Even this blog, loosely launched in 2004, was first published under my anonymous dating screenname and had no public connection to the real me. Of course that has all changed. Now you can get my contact info, my detailed bio on LinkedIN, my Twitter updates, my professional info, pictures of me and mine, and a wealth of peeks at my person that surely must border on TMI -- too much information.
Why the change?
Two words. Social Networking. To truly leverage the power of today's amazing tools of communication and connection, you cannot be nameless. You cannot make a mark if nobody can recognize your mark. With so many touchpoints and vectors, so many avenues to access -- each overlapping and interlacing in so many ways -- every blogpost, comment, update, email, IM and text message you post, leave or send, has a residual value that will only inure to your benefit if it can be attributed to YOU. If you are going to flitter on Twitter, pounce on Pownce, write Haiku on Jaiku, make facetime on Facebook, have a fling on Ning, take up space on MySpace and just be a part of the Community... then you must stand up, open up, take off the the Kimono and take CREDIT for your words, thoughts, opinions and actions. Will you make mistakes? Sure. Will you say something stupid, or overly obvious, or ten minutes after everyone else in the world has already said the same thing? Sure. But that's ok, because you will be in the game, and to be in the game that's part of the game. And in time you will gain both confidence and credibility, and the value of your connections will far surpass the fear of being non-anonymous!
Tuesday, July 24, 2007
Monday, July 02, 2007
I recently went on a vacation to Italy.
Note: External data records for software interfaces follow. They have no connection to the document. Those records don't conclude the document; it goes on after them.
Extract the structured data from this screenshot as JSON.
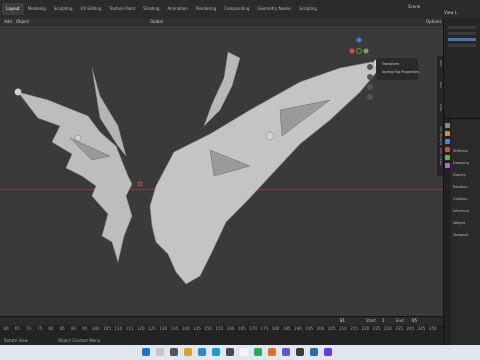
{
  "app": {
    "menu_tabs": [
      "Layout",
      "Modeling",
      "Sculpting",
      "UV Editing",
      "Texture Paint",
      "Shading",
      "Animation",
      "Rendering",
      "Compositing",
      "Geometry Nodes",
      "Scripting"
    ],
    "scene_label": "Scene",
    "view_layer_label": "View L"
  },
  "header": {
    "add_label": "Add",
    "object_label": "Object",
    "orientation_label": "Global",
    "options_label": "Options"
  },
  "n_panel": {
    "transform_label": "Transform",
    "spring_rig_label": "Spring Rig Properties"
  },
  "side_tabs": [
    "Item",
    "Tool",
    "View",
    "CGC Pipeline",
    "CGC Create"
  ],
  "properties_rows": [
    "Stiffness",
    "Damping",
    "Gravity",
    "Rotation",
    "Collision",
    "Influence",
    "Weight",
    "Viewport"
  ],
  "timeline": {
    "frames": [
      "60",
      "65",
      "70",
      "75",
      "80",
      "85",
      "90",
      "95",
      "100",
      "105",
      "110",
      "115",
      "120",
      "125",
      "130",
      "135",
      "140",
      "145",
      "150",
      "155",
      "160",
      "165",
      "170",
      "175",
      "180",
      "185",
      "190",
      "195",
      "200",
      "205",
      "210",
      "215",
      "220",
      "225",
      "230",
      "235",
      "240",
      "245",
      "250"
    ],
    "current_frame": "81",
    "start_label": "Start",
    "start_value": "1",
    "end_label": "End",
    "end_value": "95",
    "current_value": "81"
  },
  "status": {
    "rotate_view": "Rotate View",
    "context_menu": "Object Context Menu"
  },
  "colors": {
    "viewport_bg": "#3a3a3a",
    "accent": "#4772b3",
    "x_axis": "#a33d3d",
    "y_axis": "#6a9a3a",
    "mesh": "#c8c8c8"
  }
}
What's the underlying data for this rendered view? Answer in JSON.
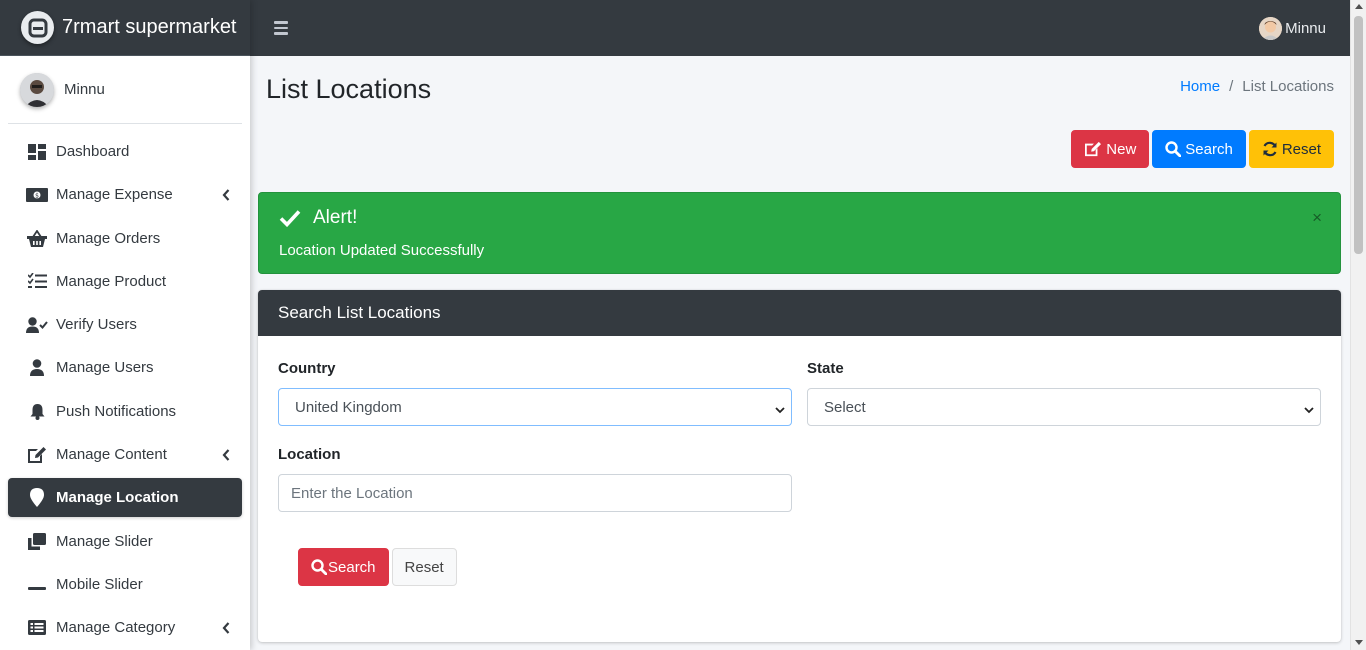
{
  "brand": {
    "name": "7rmart supermarket"
  },
  "user": {
    "name": "Minnu"
  },
  "sidebar": {
    "items": [
      {
        "label": "Dashboard",
        "icon": "dashboard-icon",
        "has_submenu": false,
        "active": false
      },
      {
        "label": "Manage Expense",
        "icon": "money-bill-icon",
        "has_submenu": true,
        "active": false
      },
      {
        "label": "Manage Orders",
        "icon": "basket-icon",
        "has_submenu": false,
        "active": false
      },
      {
        "label": "Manage Product",
        "icon": "tasks-icon",
        "has_submenu": false,
        "active": false
      },
      {
        "label": "Verify Users",
        "icon": "user-check-icon",
        "has_submenu": false,
        "active": false
      },
      {
        "label": "Manage Users",
        "icon": "user-icon",
        "has_submenu": false,
        "active": false
      },
      {
        "label": "Push Notifications",
        "icon": "bell-icon",
        "has_submenu": false,
        "active": false
      },
      {
        "label": "Manage Content",
        "icon": "edit-icon",
        "has_submenu": true,
        "active": false
      },
      {
        "label": "Manage Location",
        "icon": "map-marker-icon",
        "has_submenu": false,
        "active": true
      },
      {
        "label": "Manage Slider",
        "icon": "clone-icon",
        "has_submenu": false,
        "active": false
      },
      {
        "label": "Mobile Slider",
        "icon": "minus-icon",
        "has_submenu": false,
        "active": false
      },
      {
        "label": "Manage Category",
        "icon": "list-alt-icon",
        "has_submenu": true,
        "active": false
      }
    ]
  },
  "page": {
    "title": "List Locations",
    "breadcrumb": {
      "home": "Home",
      "separator": "/",
      "current": "List Locations"
    }
  },
  "actions": {
    "new_label": "New",
    "search_label": "Search",
    "reset_label": "Reset"
  },
  "alert": {
    "title": "Alert!",
    "message": "Location Updated Successfully",
    "close": "×"
  },
  "search_card": {
    "title": "Search List Locations",
    "country": {
      "label": "Country",
      "value": "United Kingdom"
    },
    "state": {
      "label": "State",
      "value": "Select"
    },
    "location": {
      "label": "Location",
      "placeholder": "Enter the Location",
      "value": ""
    },
    "search_label": "Search",
    "reset_label": "Reset"
  },
  "colors": {
    "topbar": "#343a40",
    "active_item": "#343a40",
    "alert_success": "#28a745",
    "btn_danger": "#dc3545",
    "btn_primary": "#007bff",
    "btn_warning": "#ffc107",
    "link": "#007bff"
  }
}
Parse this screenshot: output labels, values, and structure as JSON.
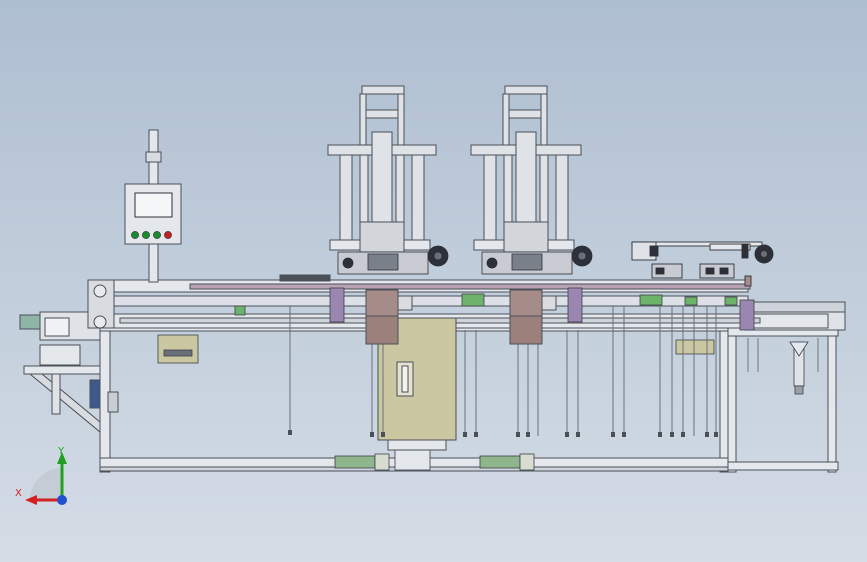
{
  "colors": {
    "background_top": "#aebed1",
    "background_bottom": "#d5dde6",
    "frame": "#e4e7ec",
    "frame_outline": "#4a4f58",
    "cylinder": "#dfe2e6",
    "fixture_block": "#a58c88",
    "cabinet": "#cbc7a0",
    "conveyor_belt": "#b9a3b4",
    "green_accent": "#6db36b",
    "purple_accent": "#9a86b0",
    "axis_x": "#d42020",
    "axis_y": "#20a020",
    "axis_z": "#2050d0"
  },
  "panel_buttons": [
    "#1c8a2c",
    "#1c8a2c",
    "#1c8a2c",
    "#c42020"
  ],
  "triad": {
    "x_label": "X",
    "y_label": "Y"
  }
}
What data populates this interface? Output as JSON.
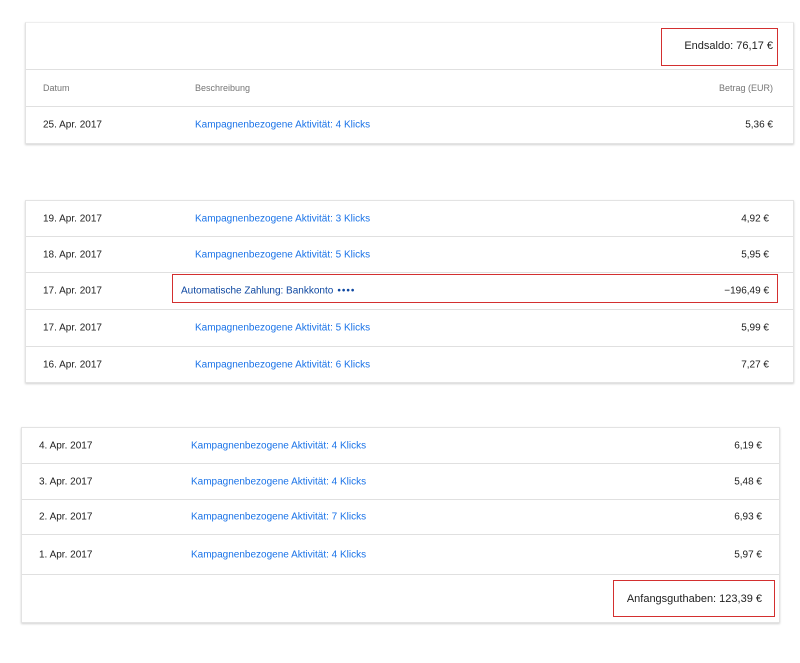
{
  "section_top": {
    "end_balance": "Endsaldo: 76,17 €",
    "headers": {
      "date": "Datum",
      "description": "Beschreibung",
      "amount": "Betrag (EUR)"
    },
    "rows": [
      {
        "date": "25. Apr. 2017",
        "description": "Kampagnenbezogene Aktivität: 4 Klicks",
        "amount": "5,36 €"
      }
    ]
  },
  "section_middle": {
    "rows": [
      {
        "date": "19. Apr. 2017",
        "description": "Kampagnenbezogene Aktivität: 3 Klicks",
        "amount": "4,92 €"
      },
      {
        "date": "18. Apr. 2017",
        "description": "Kampagnenbezogene Aktivität: 5 Klicks",
        "amount": "5,95 €"
      },
      {
        "date": "17. Apr. 2017",
        "description": "Automatische Zahlung: Bankkonto",
        "masked": "••••",
        "amount": "−196,49 €"
      },
      {
        "date": "17. Apr. 2017",
        "description": "Kampagnenbezogene Aktivität: 5 Klicks",
        "amount": "5,99 €"
      },
      {
        "date": "16. Apr. 2017",
        "description": "Kampagnenbezogene Aktivität: 6 Klicks",
        "amount": "7,27 €"
      }
    ]
  },
  "section_bottom": {
    "rows": [
      {
        "date": "4. Apr. 2017",
        "description": "Kampagnenbezogene Aktivität: 4 Klicks",
        "amount": "6,19 €"
      },
      {
        "date": "3. Apr. 2017",
        "description": "Kampagnenbezogene Aktivität: 4 Klicks",
        "amount": "5,48 €"
      },
      {
        "date": "2. Apr. 2017",
        "description": "Kampagnenbezogene Aktivität: 7 Klicks",
        "amount": "6,93 €"
      },
      {
        "date": "1. Apr. 2017",
        "description": "Kampagnenbezogene Aktivität: 4 Klicks",
        "amount": "5,97 €"
      }
    ],
    "start_balance": "Anfangsguthaben: 123,39 €"
  },
  "colors": {
    "link": "#1a73e8",
    "highlight": "#d32f2f",
    "divider": "#e0e0e0"
  }
}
Although it was purely a vacation, I wanted to have Internet access, and stay in touch with home base. I did NOT want to schlep my laptop along, and as a longstanding Sprint customer, I don't have a GSM phone. (My girlfriend does have an AT&T GSM phone, but, when in Rome I wanted to do as the Romans, but not PAY for the Roamin'!) Always looking for an excuse to acquire a new gadget, I picked up a NOKIA N800 for Internet access and to stay in touch with email, twitter, etc., as well as to use it as my European phone, taking advantage of VOIP with the slick N800 version of Gizmo Project. (Still waiting for the long promised N800 SKYPE client).
First off, I love the N800 and when you have wi-fi available, it is a sweet little Internet demon, making web based email and content a pocketful of fun... Did I say when you have wi-fi available? That's the hitch! I think my expectations of wi-fi proliferation in Italy were grossly overestimated. My first night in Rome, I was thrilled to see that my hotel had wi-fi in the lobby. After we settled into our room for the evening, I rushed downstairs, N800 in hand. The hotel wi-fi service was not free, and the onscreen login instructions were in Italian, so it took me several tries and finally some translation from the concierge to get the right info into the right fields in order to buy an hour for 3 Euros. At a different hotel in Florence, I had to join with yet another wi-fi provider, this time for 25 Euros, for a block of five hours, good for a year. Of course, the rest of the trip, I never encountered another hotspot where I could use the remainder of my time on the 25 Euro account.
I became hot for hot spots, and everywhere we went, I whipped out the N800 to see if there was a wi-fi signal... Note to self: Saying, "Hang on a minute Honey, I want to see if there is wi-fi here" is a surefire way to take the romance out of any quaint and charming Tuscany cafe... I even found myself piggy backing a signal from a nearby office building while our Tour Bus was stopping to pick up passengers... only to lose my email as the bus pulled away...
So the net, net, is that the net is not as pervasive as I wish it would be. And my girlfriend's $400 phone bill was proof positive that Geek or not, when in Rome we paid for the Roamin'!
UPDATE: Skype for the N800 is now available and it is SWEET! Kissed my Gizmo goodbye...